One of the challenges with GPU drawings is the selectors used to resize an object. In this case I have drawn 3 rectangles and have the selectors as part of the rectangle drawing using a different ZIndex.  Sadly the ZIndex only work on the locat drawing, so as the middle is selected it’s selectors are hidden behind the object in front of it. The 2nd challenge is that selectors are zoomed as the diagram is zoomed, meaning they can get very small.

One possibility is to have a 3rd diagram for selectors. The grid is on a separate diagram that is in background. I can do the same for diagram UI which in that case would include more advanced UI controls for rotation, in-line edit etc. That will work since the ZIndex on the new diagram is in front of the two others – just keep the background Transparent.

BSA – DataSource

This is an updated drawing of the DataSource concept in BSA. The idea is that easyIPC provide an uniform access method so that the HMI user don’t need to concern himself with how data arrives or are sent. easyIPC have it’s own native transport protocol and network, but must be able to interface to other known protocols and technologies.

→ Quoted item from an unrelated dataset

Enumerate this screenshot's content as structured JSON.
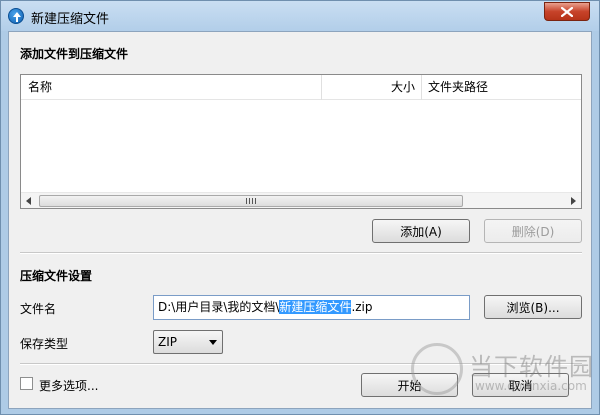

Modbus is easy to implement and to well used to be ignored.

CAN/CANopen is a candidate. CAN have multiple protocol candidates, but I have only used CANopen myself. The protocols used in vehicles are often proprietary variants and CANopen is not a good protocol in the first place. It is old and I was told that the first draft was signed in a hurry because someone had a plane to catch.

Database is a subject by itself, but we need to find methods to integrate the most popular ones at least. We also need embedded database operating on small SPI Flash etc.

Memory is RAM/SRAM on your node. BSA itself uses a heavy RAM based database as an example. But, the idea is that the user can design RAM based tables and use them as if they where a Database.

File system can be a hard disk, Flash or SD/TF Card etc.

The main concept here is that a UI control is binded with a variable and the rest is “magic”. In the first version of BSA I will focus on HMI design so the DataSource will need to be coded maually outside BSA, but as we move on we will be able to add logic to DataSource events as well.

One important aspect is that a user who insist on using Modbus registers directly must be allowed to do so. He/She should not see the difference. This is straight forward as long as the source is one the local computer, but a bit more complex as we introduce a network. But, this is easyIPC’s problem as it need to support “Modbus over easyIPC”. The same goes for CANopen and other protocols even lower layers of easyIPC.

BSA – GPU vs Raster graphics

The drawing above show the classic Raster Graphics where the drawing is done directly on the screen by a CPU. This is how classic Qt and C#/Forms works.

The drawing below show the same with WPF/QML involved. The code (or QML/XAML) will in this case create and object that we can manipulate from code, but drawing is done by the GPU. This causes some changes moving from raster to GPU graphics as you only can manipulate the object through commands.


BSA – WPF Line Moving

The diagram above show an actual PolyLine on a diagram – or more correctly two lines. Drawing shapes you get automatic hit test support as the mouse moves over the line, so only a few commands was needed to implement a Line Move feature. The chellenge was more that a line with thickness 1 was hard to hit, so I cheat and put an invisible line with thickness=10 above. This works perfect and it was straight up moving on scrolling and zooming. I still need to add joint markers so the user can do more than move, but this one amazed me of how easy it was. I do pay the prize of drawing secret lines, but the advantage is that I can set color and transparancy=50 (as above) then mouse hit – it is actually very cool.

BSA – Dark vs Light

This first picture show the Dark Theme version made with QML, while the second show the Light Theme version made with WPF. The Light images are not all there yet, so I need to work on those. I am getting there with the light version as well. I decided to ditch TreeView and make a copy of the QML Tool Tree in WPF. Dead easy and I have far more control of what I am doing. Images are a lot of work tbh.